The global crisis, social protection and jobs


  • Joseph STIGLITZ

    1. Columbia University; Chair of the Commission of Experts of the President of the United Nations General Assembly on Reforms of the International Monetary and Financial System; and winner of the 2001 Nobel Prize in Economic Sciences.
    Search for more papers by this author

  • This article is based on an address to the Governing Body of the ILO, delivered in Geneva on 12 March 2009 on the occasion of the award to the author of the 2008 ILO Decent Work Research Prize.

  • Responsibility for opinions expressed in signed articles rests solely with their authors and publication does not constitute an endorsement by the ILO.

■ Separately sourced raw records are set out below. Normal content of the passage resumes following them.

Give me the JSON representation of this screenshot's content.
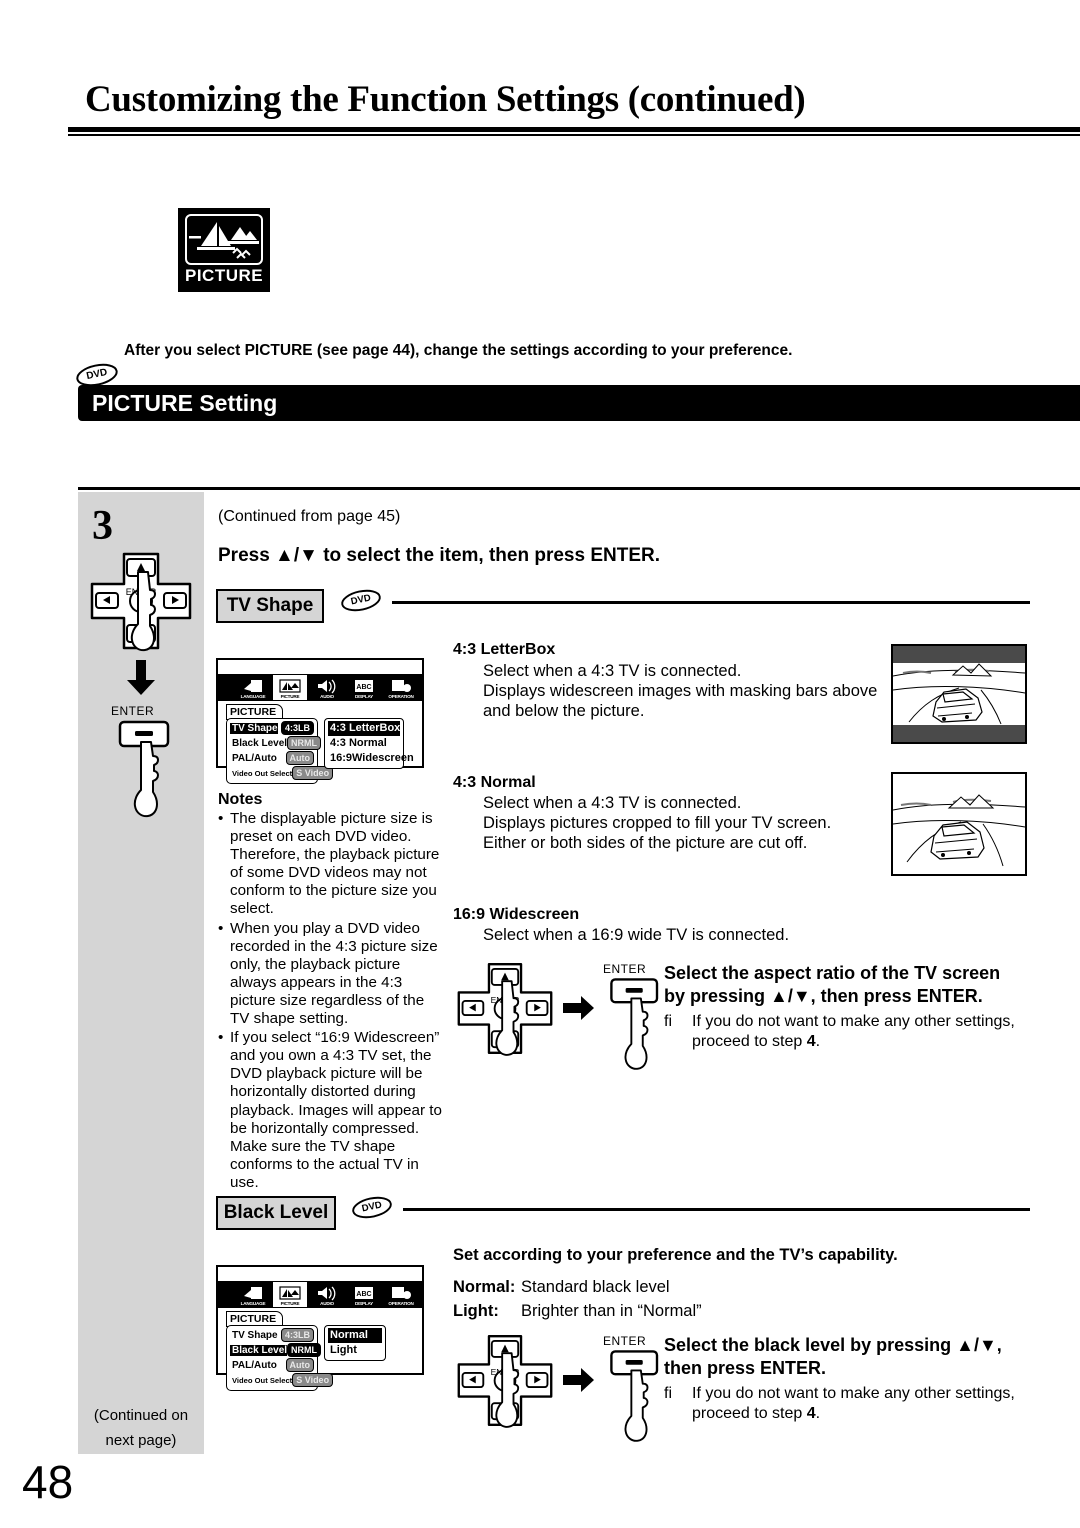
{
  "header": {
    "title": "Customizing the Function Settings (continued)"
  },
  "badge": {
    "label": "PICTURE",
    "icon": "picture-scene-icon"
  },
  "intro": {
    "text": "After you select PICTURE (see page 44), change the settings according to your preference."
  },
  "section": {
    "title": "PICTURE Setting",
    "media_badge": "DVD"
  },
  "step": {
    "number": "3",
    "continued_from": "(Continued from page 45)",
    "instruction": "Press ▲/▼ to select the item, then press ENTER.",
    "enter_label": "ENTER",
    "continued_on_next": "(Continued on\nnext page)",
    "continued_on_next_line1": "(Continued on",
    "continued_on_next_line2": "next page)"
  },
  "tv_shape": {
    "label": "TV Shape",
    "media_badge": "DVD",
    "osd": {
      "tabs": [
        "LANGUAGE",
        "PICTURE",
        "AUDIO",
        "DISPLAY",
        "OPERATION"
      ],
      "selected_tab": "PICTURE",
      "panel_title": "PICTURE",
      "rows": [
        {
          "name": "TV Shape",
          "value": "4:3LB",
          "highlighted": true,
          "value_active": true
        },
        {
          "name": "Black Level",
          "value": "NRML",
          "highlighted": false,
          "value_active": false
        },
        {
          "name": "PAL/Auto",
          "value": "Auto",
          "highlighted": false,
          "value_active": false
        },
        {
          "name": "Video Out Select",
          "value": "S Video",
          "highlighted": false,
          "value_active": false
        }
      ],
      "submenu": [
        {
          "label": "4:3 LetterBox",
          "highlighted": true
        },
        {
          "label": "4:3 Normal",
          "highlighted": false
        },
        {
          "label": "16:9Widescreen",
          "highlighted": false
        }
      ]
    },
    "options": [
      {
        "title": "4:3 LetterBox",
        "lines": [
          "Select when a 4:3 TV is connected.",
          "Displays widescreen images with masking bars above",
          "and below the picture."
        ],
        "illustration": "tv-letterbox-car-illustration"
      },
      {
        "title": "4:3 Normal",
        "lines": [
          "Select when a 4:3 TV is connected.",
          "Displays pictures cropped to fill your TV screen.",
          "Either or both sides of the picture are cut off."
        ],
        "illustration": "tv-normal-car-illustration"
      },
      {
        "title": "16:9 Widescreen",
        "lines": [
          "Select when a 16:9 wide TV is connected."
        ],
        "illustration": null
      }
    ],
    "action": {
      "enter_label": "ENTER",
      "title_line1": "Select the aspect ratio of the TV screen",
      "title_line2": "by pressing ▲/▼, then press ENTER.",
      "note_marker": "fi",
      "note_line1": "If you do not want to make any other settings,",
      "note_line2_prefix": "proceed to step ",
      "note_line2_step": "4",
      "note_line2_suffix": "."
    }
  },
  "notes": {
    "heading": "Notes",
    "items": [
      "The displayable picture size is preset on each DVD video. Therefore, the playback picture of some DVD videos may not conform to the picture size you select.",
      "When you play a DVD video recorded in the 4:3 picture size only, the playback picture always appears in the 4:3 picture size regardless of the TV shape setting.",
      "If you select “16:9 Widescreen” and you own a 4:3 TV set, the DVD playback picture will be horizontally distorted during playback. Images will appear to be horizontally compressed. Make sure the TV shape conforms to the actual TV in use."
    ]
  },
  "black_level": {
    "label": "Black Level",
    "media_badge": "DVD",
    "osd": {
      "tabs": [
        "LANGUAGE",
        "PICTURE",
        "AUDIO",
        "DISPLAY",
        "OPERATION"
      ],
      "selected_tab": "PICTURE",
      "panel_title": "PICTURE",
      "rows": [
        {
          "name": "TV Shape",
          "value": "4:3LB",
          "highlighted": false,
          "value_active": false
        },
        {
          "name": "Black Level",
          "value": "NRML",
          "highlighted": true,
          "value_active": true
        },
        {
          "name": "PAL/Auto",
          "value": "Auto",
          "highlighted": false,
          "value_active": false
        },
        {
          "name": "Video Out Select",
          "value": "S Video",
          "highlighted": false,
          "value_active": false
        }
      ],
      "submenu": [
        {
          "label": "Normal",
          "highlighted": true
        },
        {
          "label": "Light",
          "highlighted": false
        }
      ]
    },
    "description": "Set according to your preference and the TV’s capability.",
    "definitions": [
      {
        "key": "Normal:",
        "value": "Standard black level"
      },
      {
        "key": "Light:",
        "value": "Brighter than in “Normal”"
      }
    ],
    "action": {
      "enter_label": "ENTER",
      "title_line1": "Select the black level by pressing ▲/▼,",
      "title_line2": "then press ENTER.",
      "note_marker": "fi",
      "note_line1": "If you do not want to make any other settings,",
      "note_line2_prefix": "proceed to step ",
      "note_line2_step": "4",
      "note_line2_suffix": "."
    }
  },
  "footer": {
    "page_number": "48"
  },
  "colors": {
    "ink": "#000000",
    "panel_grey": "#d5d5d5",
    "osd_grey": "#8a8a8a"
  }
}
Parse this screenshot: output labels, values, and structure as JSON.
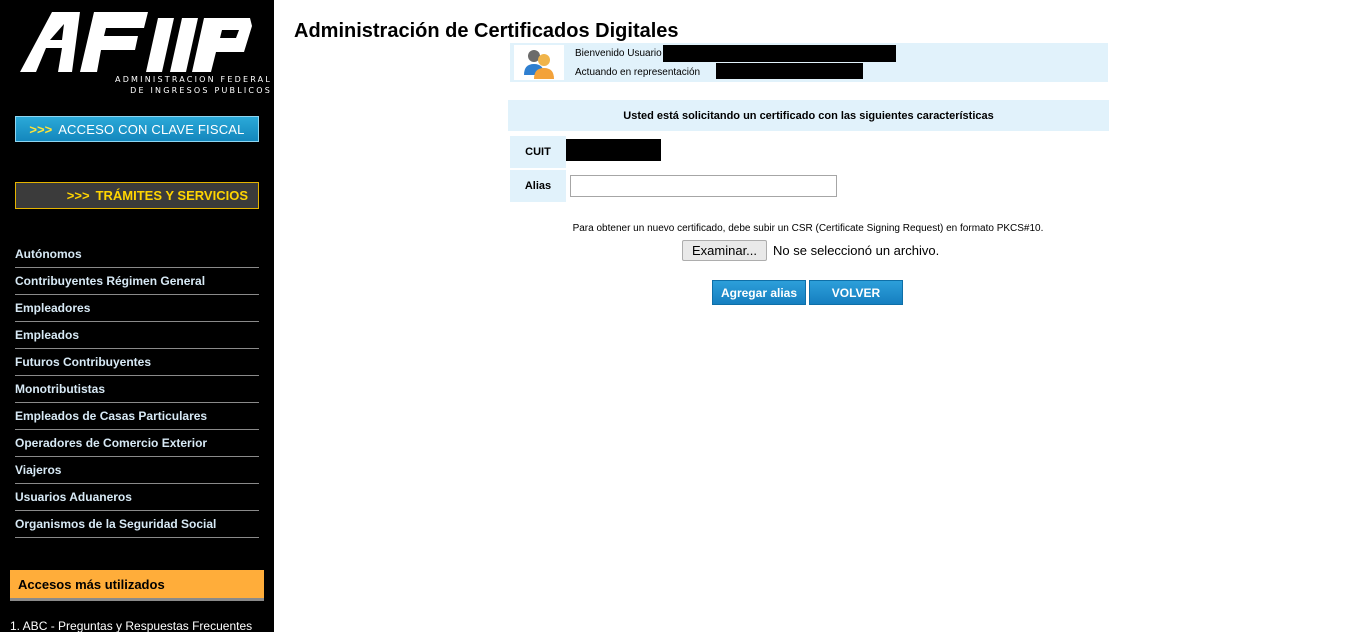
{
  "sidebar": {
    "logo_subtitle_line1": "ADMINISTRACION FEDERAL",
    "logo_subtitle_line2": "DE INGRESOS PUBLICOS",
    "clave_fiscal": {
      "arrows": ">>>",
      "label": "ACCESO CON CLAVE FISCAL"
    },
    "tramites": {
      "arrows": ">>>",
      "label": "TRÁMITES Y SERVICIOS"
    },
    "nav_items": [
      "Autónomos",
      "Contribuyentes Régimen General",
      "Empleadores",
      "Empleados",
      "Futuros Contribuyentes",
      "Monotributistas",
      "Empleados de Casas Particulares",
      "Operadores de Comercio Exterior",
      "Viajeros",
      "Usuarios Aduaneros",
      "Organismos de la Seguridad Social"
    ],
    "accesos_title": "Accesos más utilizados",
    "faq_link": "1. ABC - Preguntas y Respuestas Frecuentes"
  },
  "main": {
    "title": "Administración de Certificados Digitales",
    "user": {
      "welcome": "Bienvenido Usuario",
      "acting": "Actuando en representación"
    },
    "info_text": "Usted está solicitando un certificado con las siguientes características",
    "cuit_label": "CUIT",
    "alias_label": "Alias",
    "alias_value": "",
    "csr_note": "Para obtener un nuevo certificado, debe subir un CSR (Certificate Signing Request) en formato PKCS#10.",
    "file_button": "Examinar...",
    "file_status": "No se seleccionó un archivo.",
    "btn_add_alias": "Agregar alias",
    "btn_back": "VOLVER"
  },
  "colors": {
    "sidebar_bg": "#000000",
    "panel_bg": "#e1f2fb",
    "accent_blue": "#1e90d0",
    "accent_orange": "#ffad3a",
    "accent_yellow": "#ffd400"
  }
}
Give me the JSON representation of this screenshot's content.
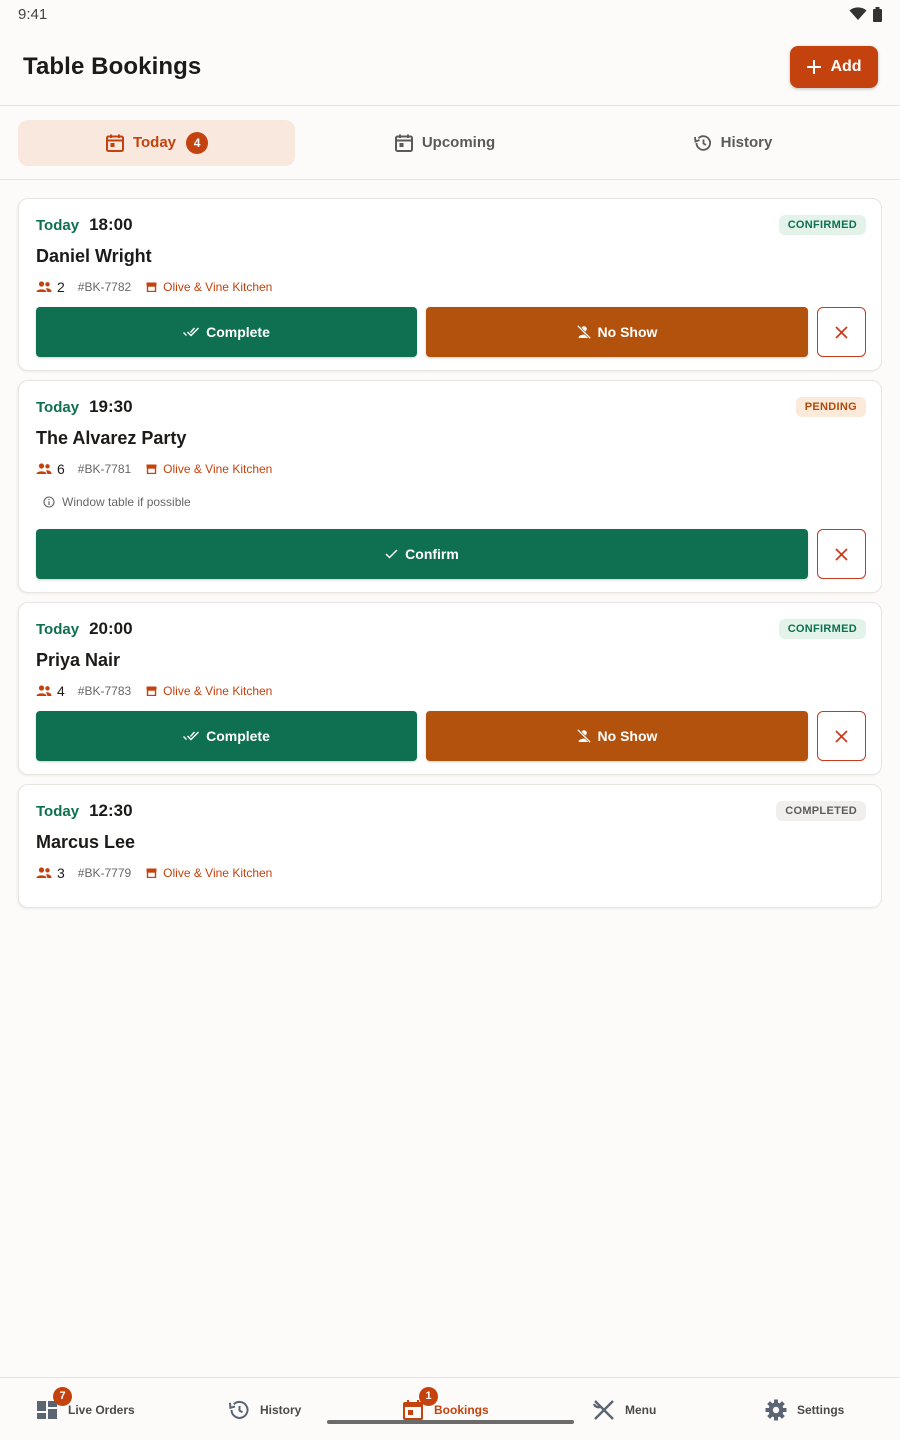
{
  "status_bar": {
    "time": "9:41"
  },
  "header": {
    "title": "Table Bookings",
    "add_label": "Add"
  },
  "tabs": [
    {
      "label": "Today",
      "badge": "4",
      "active": true
    },
    {
      "label": "Upcoming",
      "active": false
    },
    {
      "label": "History",
      "active": false
    }
  ],
  "bookings": [
    {
      "day": "Today",
      "time": "18:00",
      "status": "CONFIRMED",
      "name": "Daniel Wright",
      "party_size": "2",
      "ref": "#BK-7782",
      "restaurant": "Olive & Vine Kitchen",
      "actions": {
        "complete": "Complete",
        "no_show": "No Show"
      }
    },
    {
      "day": "Today",
      "time": "19:30",
      "status": "PENDING",
      "name": "The Alvarez Party",
      "party_size": "6",
      "ref": "#BK-7781",
      "restaurant": "Olive & Vine Kitchen",
      "note": "Window table if possible",
      "actions": {
        "confirm": "Confirm"
      }
    },
    {
      "day": "Today",
      "time": "20:00",
      "status": "CONFIRMED",
      "name": "Priya Nair",
      "party_size": "4",
      "ref": "#BK-7783",
      "restaurant": "Olive & Vine Kitchen",
      "actions": {
        "complete": "Complete",
        "no_show": "No Show"
      }
    },
    {
      "day": "Today",
      "time": "12:30",
      "status": "COMPLETED",
      "name": "Marcus Lee",
      "party_size": "3",
      "ref": "#BK-7779",
      "restaurant": "Olive & Vine Kitchen"
    }
  ],
  "bottom_nav": [
    {
      "label": "Live Orders",
      "icon": "dashboard-icon",
      "badge": "7"
    },
    {
      "label": "History",
      "icon": "history-icon"
    },
    {
      "label": "Bookings",
      "icon": "calendar-icon",
      "badge": "1",
      "active": true
    },
    {
      "label": "Menu",
      "icon": "utensils-icon"
    },
    {
      "label": "Settings",
      "icon": "gear-icon"
    }
  ],
  "colors": {
    "accent": "#c4420d",
    "green": "#0e7050",
    "orange": "#b3520c",
    "background": "#fcfbf9"
  }
}
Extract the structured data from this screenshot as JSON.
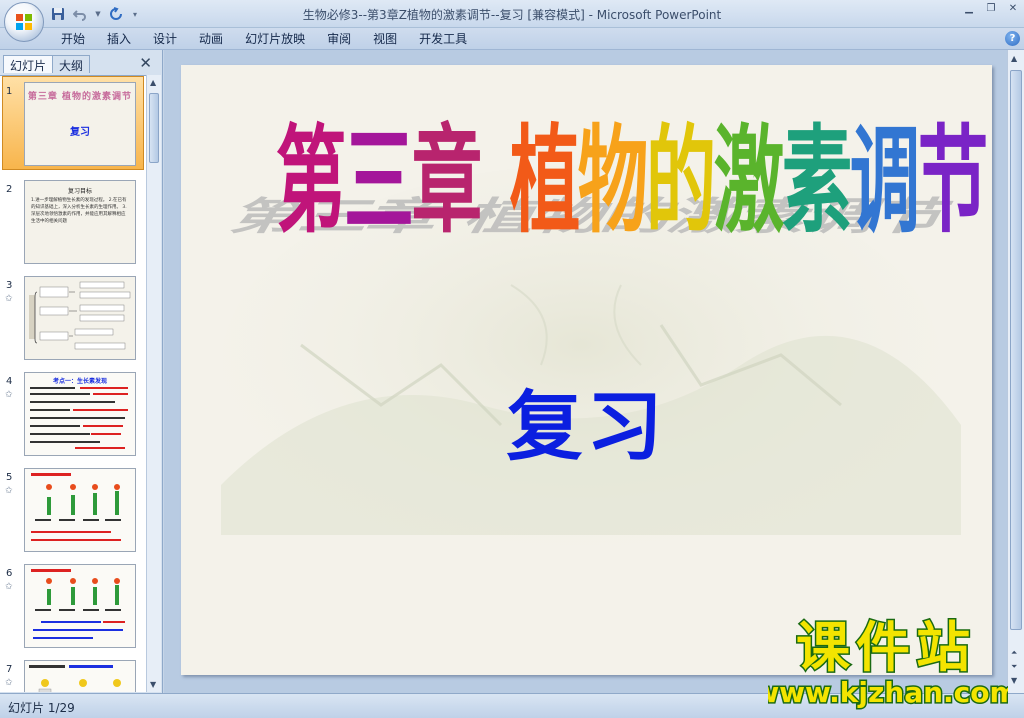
{
  "app": {
    "window_title": "生物必修3--第3章Z植物的激素调节--复习 [兼容模式] - Microsoft PowerPoint"
  },
  "ribbon": {
    "tabs": [
      "开始",
      "插入",
      "设计",
      "动画",
      "幻灯片放映",
      "审阅",
      "视图",
      "开发工具"
    ]
  },
  "pane": {
    "tab_slides": "幻灯片",
    "tab_outline": "大纲",
    "thumbnails": [
      {
        "num": "1",
        "anim": "",
        "title": "第三章 植物的激素调节",
        "body": "复习"
      },
      {
        "num": "2",
        "anim": "",
        "title": "复习目标",
        "body": "1.进一步理解植物生长素的发现过程。 2.在已有的知识基础上，深入分析生长素的生理作用。 3.深层次地领悟激素的作用，并能应用其解释相应生活中的相关问题"
      },
      {
        "num": "3",
        "anim": "✩",
        "title": "",
        "body": ""
      },
      {
        "num": "4",
        "anim": "✩",
        "title": "考点一：生长素发现",
        "body": ""
      },
      {
        "num": "5",
        "anim": "✩",
        "title": "",
        "body": ""
      },
      {
        "num": "6",
        "anim": "✩",
        "title": "",
        "body": ""
      },
      {
        "num": "7",
        "anim": "✩",
        "title": "",
        "body": ""
      }
    ]
  },
  "slide": {
    "title": "第三章 植物的激素调节",
    "title_chars": [
      "第",
      "三",
      "章",
      "植",
      "物",
      "的",
      "激",
      "素",
      "调",
      "节"
    ],
    "title_colors": [
      "#c0147a",
      "#a4169a",
      "#b8246e",
      "#f25a18",
      "#f7a21a",
      "#e1c60a",
      "#5ab42c",
      "#1ea07c",
      "#3276d2",
      "#7a24c6"
    ],
    "subtitle": "复习"
  },
  "status": {
    "slide_counter": "幻灯片 1/29"
  },
  "watermark": {
    "line1": "课件站",
    "line2": "www.kjzhan.com"
  }
}
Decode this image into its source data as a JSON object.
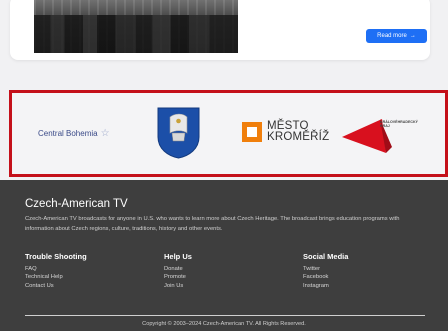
{
  "card": {
    "read_more_label": "Read more",
    "read_more_icon": "arrow-right-icon"
  },
  "partners": {
    "central_bohemia": "Central Bohemia",
    "mesto_line1": "MĚSTO",
    "mesto_line2": "KROMĚŘÍŽ",
    "kraj_line1": "KRÁLOVÉHRADECKÝ",
    "kraj_line2": "KRAJ"
  },
  "footer": {
    "title": "Czech-American TV",
    "description": "Czech-American TV broadcasts for anyone in U.S. who wants to learn more about Czech Heritage. The broadcast brings education programs with information about Czech regions, culture, traditions, history and other events.",
    "columns": [
      {
        "heading": "Trouble Shooting",
        "links": [
          "FAQ",
          "Technical Help",
          "Contact Us"
        ]
      },
      {
        "heading": "Help Us",
        "links": [
          "Donate",
          "Promote",
          "Join Us"
        ]
      },
      {
        "heading": "Social Media",
        "links": [
          "Twitter",
          "Facebook",
          "Instagram"
        ]
      }
    ],
    "copyright": "Copyright © 2003–2024 Czech-American TV. All Rights Reserved."
  },
  "colors": {
    "accent": "#1e6ff5",
    "highlight_border": "#c4101a",
    "footer_bg": "#3e3e3e",
    "mesto_orange": "#f07f0c"
  }
}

Policy responses to the global financial meltdown of 2008 and the collapse of aggregate demand have largely been driven by domestic interests. Resurgent protectionism, bank bail-outs and national-level stimulus packages are distorting competition and incentives to the detriment of developing countries, much-needed spending on social protection and, ultimately, rapid global economic recovery. Warning against underestimation of the job-destruction potential of the current crisis, the author argues for a truly global stimulus package, together with a rethink of economic paradigms and regulatory policies, financial assistance to developing countries, a less constraining IMF, and stronger social protection as an automatic stabilizer of economies.